A few weeks ago I decided to undertake the second part of an OU degree course I had started in 2002.  I also decided to start learning a new form of dance called West Coast Swing (WCS). In additon my consultant had advised me to see if Infliximab would get me in total remission and allow me to come off the Cyclosporin which I have been on for six months longer than I should have been.

I figured that if the Infliximab worked I could do everything and go for it whilst taking care of my family and becoming a full time Mum to my 19 month old with no support from a nanny!

Unfortunately the Inflximab hasn’t worked and although they are holding out hope for it yet I don’t think so.  Once again I have been left with the unenviable task of assessing my life and ensuring that I do the best for myself and therefore my health and therefore my family.

My passion and saviour from the depths of depression and total emersion into UC is dance.  I have now discovered that this can move onto an even higher plain than previously as I have fallen in love with WCS. I have now decided that in order to put my energy into that, which will help my UC in terms of keeping me physically fit and mentally healthy, I am not going to pursue the degree course and have cancelled it.

I am now going to be a full-time Mum but dedicate many hours to my dancing, two hours a day at least!
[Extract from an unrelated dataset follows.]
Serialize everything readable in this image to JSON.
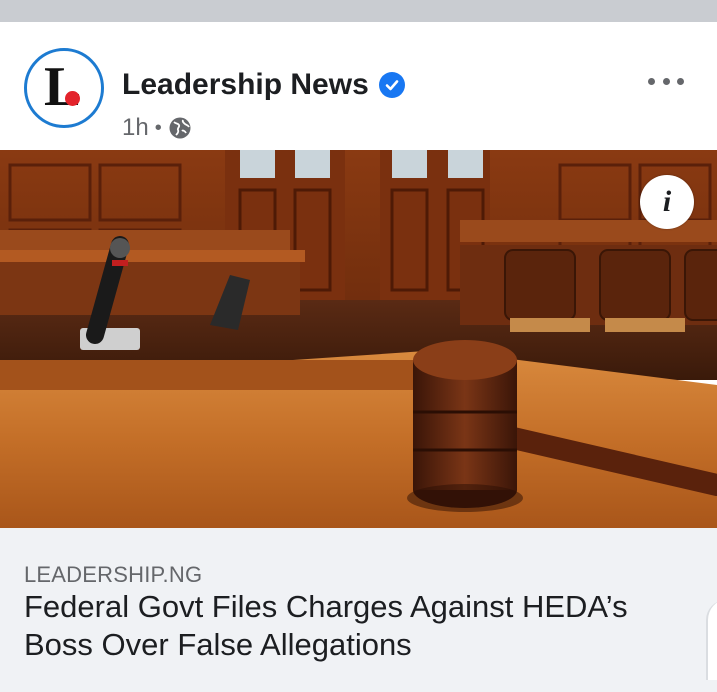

Yes, I am obsessed but I feel it can only do me good.  If I end up in hospital again my choices will be taken away along with bowel.  My dancing may come to an abrupt end and until such a day happens I intend to make the most of it and be the best that I can be and live in hope that this will be enough to keep the operating table away.

I have written this for me as it’s been a long couple of years and I needed to see how far I have come.  I think I have come a long way and can 100 per cent say that I am happy, fulfilled and filled with hope for a good future. UC doesn’t mean the end of anything. In fact, as far as I can see it can open yours eyes to wonderful things and allow you to live your life without taking the important things for granted and thus see and live that which is around you.  UC and other chronic conditions can help us open our eyes an appreciate, something that healthy people never get he opportunity to do.

I feel better now.  Off to practise my spinning……………………….



et cetera